  3. Lurie P, Hintzn P, Lowe R A. Socioeconomic obstacles to HIV prevention and treatment in developing countries: the roles of the International Monetary Fund and the World Bank. 9. 1995. pp 539-546.
  4. Dobe M. Optimal Infant feeding in rural areas- the missing agenda for communication needs. Indian Journal of Public Health. 2002; 36 : 145-50.
  5. Nandan D, Agnihotri SP, Pandy DN. The Impact of Rural Health Services in Agra sub division. Indian Journal of Public Health. 1984; 28:25-9.
  6. Elshabrawy AM. A Study of Patient Satisfaction as an Evaluation Parameter for Utilization of Primary Health Care Services. Journal of Social Health. 1992; 112:64-7.
  7. Nandan D. Plan of Action – Cluster Border Districts Strategy Project. District Jhansi & Lalitpur (UP). Directorate of Family Welfare. Government of Uttar Pradesh. Lucknow. 1999
  8. Misra SK. Plan of Action – Cluster Border Districts Strategy Project. District Mahoba (UP). Directorate of Family Welfare. Government of Uttar Pradesh. Lucknow. 1999
  9. Ramanathan S. Quality of Care in Health and Family Welfare Programme – A Service Provider’s Perspective. Paper presented at the seminar on Quality of Care. Gujarat Institute of Development Research. Ahmedabad. 28-29th April. 1994.
  10. Verma RK, Roy TK. Assessing the Quality of Family Planning Service Providers in four Indian States – 1996. Paper presented at a National Workshop organized by International Institute for Population Sciences. Mumbai. January 4-8th. 1999.
  11. Panwar D. Measurement of Progress towards Mid Decade Goals for Children at District Agra. MD (SPM) Thesis submitted to SN Medical College, Agra. 1997.

M Jain , D Nandan, S K Misra
Deptt. of Social & Preventive Medicine, S. N. Medical College,
Agra – 282 002
E-mail: [email protected]

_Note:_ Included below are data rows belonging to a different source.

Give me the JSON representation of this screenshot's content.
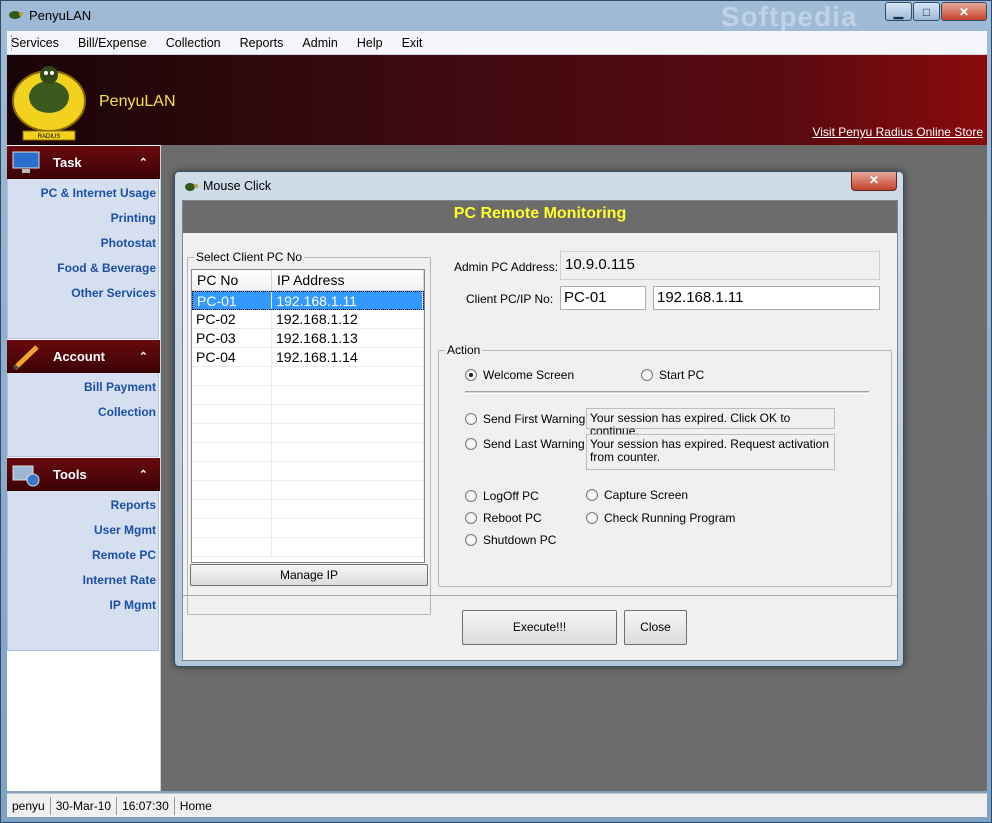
{
  "window": {
    "title": "PenyuLAN",
    "watermark": "Softpedia",
    "minimize": "▁",
    "maximize": "□",
    "close": "✕"
  },
  "menu": [
    "Services",
    "Bill/Expense",
    "Collection",
    "Reports",
    "Admin",
    "Help",
    "Exit"
  ],
  "banner": {
    "brand": "PenyuLAN",
    "store_link": "Visit Penyu Radius Online Store",
    "logo_text": "RADIUS"
  },
  "sidebar": {
    "task": {
      "title": "Task",
      "items": [
        "PC & Internet Usage",
        "Printing",
        "Photostat",
        "Food & Beverage",
        "Other Services"
      ]
    },
    "account": {
      "title": "Account",
      "items": [
        "Bill Payment",
        "Collection"
      ]
    },
    "tools": {
      "title": "Tools",
      "items": [
        "Reports",
        "User Mgmt",
        "Remote PC",
        "Internet Rate",
        "IP Mgmt"
      ]
    },
    "chevron": "⌃"
  },
  "status": {
    "user": "penyu",
    "date": "30-Mar-10",
    "time": "16:07:30",
    "page": "Home"
  },
  "dialog": {
    "title": "Mouse Click",
    "close": "✕",
    "header": "PC Remote Monitoring",
    "client_group": "Select Client PC No",
    "columns": [
      "PC No",
      "IP Address"
    ],
    "rows": [
      {
        "pc": "PC-01",
        "ip": "192.168.1.11"
      },
      {
        "pc": "PC-02",
        "ip": "192.168.1.12"
      },
      {
        "pc": "PC-03",
        "ip": "192.168.1.13"
      },
      {
        "pc": "PC-04",
        "ip": "192.168.1.14"
      }
    ],
    "manage_ip": "Manage IP",
    "admin_label": "Admin PC Address:",
    "admin_value": "10.9.0.115",
    "client_label": "Client PC/IP No:",
    "client_pc": "PC-01",
    "client_ip": "192.168.1.11",
    "action_group": "Action",
    "welcome": "Welcome Screen",
    "start_pc": "Start PC",
    "first_warning": "Send First Warning",
    "first_warning_msg": "Your session has expired. Click OK to continue.",
    "last_warning": "Send Last Warning",
    "last_warning_msg": "Your session has expired. Request activation from counter.",
    "logoff": "LogOff PC",
    "capture": "Capture Screen",
    "reboot": "Reboot PC",
    "check_running": "Check Running Program",
    "shutdown": "Shutdown PC",
    "execute": "Execute!!!",
    "close_btn": "Close"
  }
}
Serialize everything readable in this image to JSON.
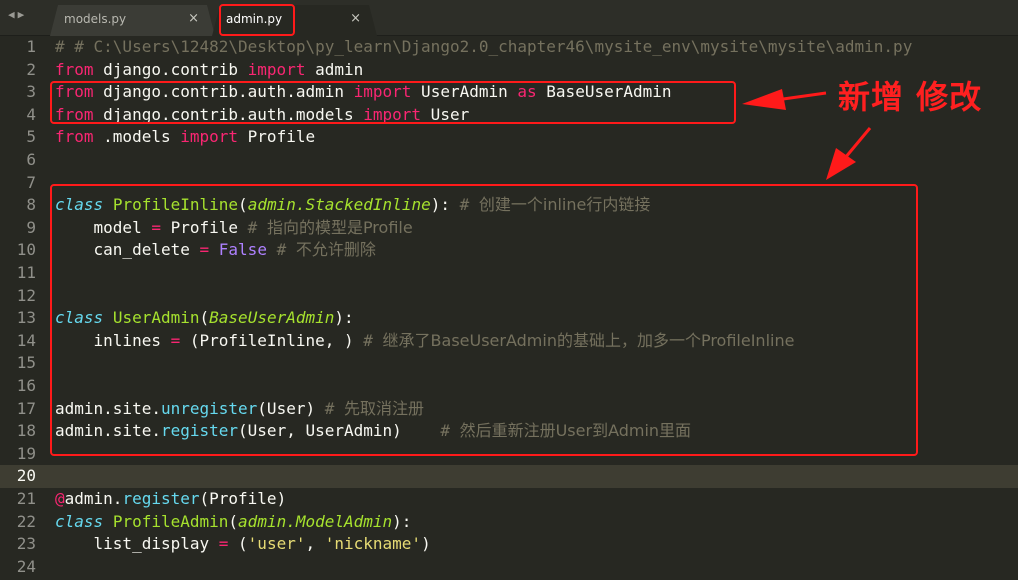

Access free medical resources from Wiley-Blackwell now!

About Indmedica - Conditions of Usage - Advertise On Indmedica - Contact Us

Copyright © 2005 Indmedica